Automate your savings if possible. Set up a direct transfer from your regular account to your emergency fund each payday.

An emergency fund provides a safety net, giving you the confidence to handle unexpected situations without stress. Knowing you have money set aside can reduce anxiety, allowing you to focus on other aspects of your life.

Tip 3: Avoid Unnecessary Debt

Dealing with debt can be incredibly stressful, especially when you’re also managing mental health issues.

With the rapid rise of buy now, pay later and salary in advance options, it has become all too easy to fall into the trap of overspending and the promise of ‘easy money’. These options are also unregulated, which means the risks to you can be higher due to the lack of official standards and protections. Short-term financing can quickly spiral out of control, often resulting in high interest rates and a cycle of never-ending debt.

Be mindful of your spending. It’s easy to tap a credit card without thinking, but it’s those small purchases that can quickly add up. Ask yourself if each purchase is necessary. Can you afford it without borrowing? If not, perhaps it’s better to wait.

Living within your means. This might mean adjusting your lifestyle and spending habits but knowing you can be debt-free is worth it.

Tip 4: Seek Professional Advice

When you’re struggling with personal finance, remember that it’s okay to ask for help.

Recognising the symptoms of your mental health and financial stress early on can help you seek support and resources. The National Debt Helpline and Financial Counselling Australia both offer valuable support and guidance for financial support for mental health.

Are you experiencing financial hardship?

Perhaps you’re struggling to pay for basics like housing, food, and bills.

If you’re in this situation, know that you’re not alone. Many low-income families, single parents, and people with a lot of debt go through this too. Especially if you’ve lost a job, faced unexpected medical bills, or just aren’t earning enough.

Tip 5: Take Care of Your Mental Health

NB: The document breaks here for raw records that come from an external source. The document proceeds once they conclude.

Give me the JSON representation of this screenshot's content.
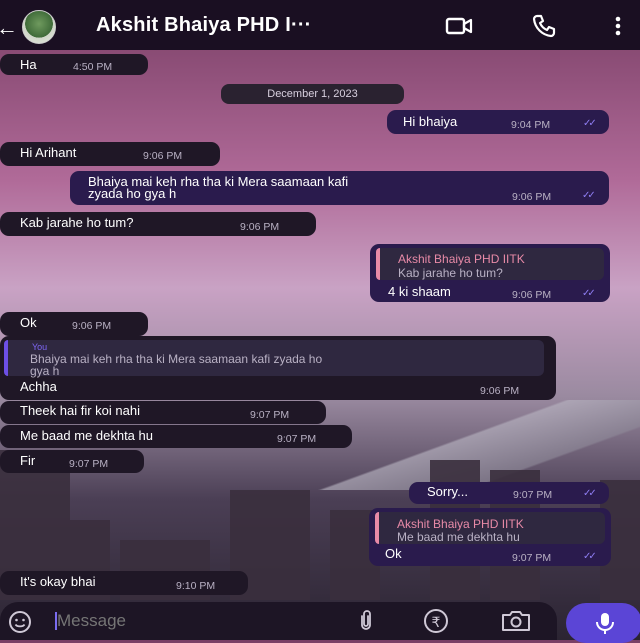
{
  "header": {
    "back_icon": "arrow-left-icon",
    "contact_name": "Akshit Bhaiya PHD I···",
    "icons": [
      "video-call-icon",
      "phone-icon",
      "more-vert-icon"
    ]
  },
  "date_chip": "December 1, 2023",
  "messages": [
    {
      "text": "Ha",
      "time": "4:50 PM"
    },
    {
      "text": "Hi bhaiya",
      "time": "9:04 PM"
    },
    {
      "text": "Hi Arihant",
      "time": "9:06 PM"
    },
    {
      "text": "Bhaiya mai keh rha tha ki Mera saamaan kafi zyada ho gya h",
      "line1": "Bhaiya mai keh rha tha ki Mera saamaan kafi",
      "line2": "zyada ho gya h",
      "time": "9:06 PM"
    },
    {
      "text": "Kab jarahe ho tum?",
      "time": "9:06 PM"
    },
    {
      "quote_name": "Akshit Bhaiya PHD IITK",
      "quote_text": "Kab jarahe ho tum?",
      "text": "4 ki shaam",
      "time": "9:06 PM"
    },
    {
      "text": "Ok",
      "time": "9:06 PM"
    },
    {
      "quote_name": "You",
      "quote_line1": "Bhaiya mai keh rha tha ki Mera saamaan kafi zyada ho",
      "quote_line2": "gya h",
      "text": "Achha",
      "time": "9:06 PM"
    },
    {
      "text": "Theek hai fir koi nahi",
      "time": "9:07 PM"
    },
    {
      "text": "Me baad me dekhta hu",
      "time": "9:07 PM"
    },
    {
      "text": "Fir",
      "time": "9:07 PM"
    },
    {
      "text": "Sorry...",
      "time": "9:07 PM"
    },
    {
      "quote_name": "Akshit Bhaiya PHD IITK",
      "quote_text": "Me baad me dekhta hu",
      "text": "Ok",
      "time": "9:07 PM"
    },
    {
      "text": "It's okay bhai",
      "time": "9:10 PM"
    }
  ],
  "read_ticks": "✓✓",
  "input": {
    "placeholder": "Message",
    "emoji_icon": "emoji-icon",
    "attach_icon": "paperclip-icon",
    "rupee_symbol": "₹",
    "camera_icon": "camera-icon",
    "mic_icon": "mic-icon"
  },
  "colors": {
    "header_bg": "#1a0f22",
    "incoming_bubble": "#1f1726",
    "outgoing_bubble": "#2a1b4d",
    "accent": "#5b45d6",
    "read_tick": "#8e7df2",
    "quote_bar_contact": "#e88aa7",
    "quote_bar_you": "#6d4fe6"
  }
}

Prioritising your mental wellbeing is a step in the right direction for looking after your financial health.

Practising self-care in the forms of exercise, meditation, and spending time with loved ones is a great way to reduce stress and improve your mood.

Focus on being present and appreciating the things you have, rather than dwelling on what you don’t.

By practising mindfulness, challenging negative beliefs, setting boundaries, and focusing on values, you can have a positive effect on any obsessions with money and your mental health.

If you find yourself asking, ‘How to stop being depressed about money?’ consider taking steps to regain a sense of control. Reframing your thoughts about money, focusing on gratitude for what you have, and seeking support from trusted friends, family, and professionals can be helpful.

Debt and Mental Health: Breaking Free from the Cycle

Managing money and mental health can be worrying. But it’s important to remember that you’re not alone.

At Fair Go Finance, we understand the complexities of these challenges, and we’re with you on this journey.

Let’s break free from the cycle together.

The content provided in this article is intended for general informational purposes only. It is not intended to serve as medical, financial, or professional advice. The tips and advice shared are based on general knowledge and are not tailored to the specific circumstances of any individual reader. Always seek professional advice with any questions you may have regarding your health, mental wellbeing, or financial situation.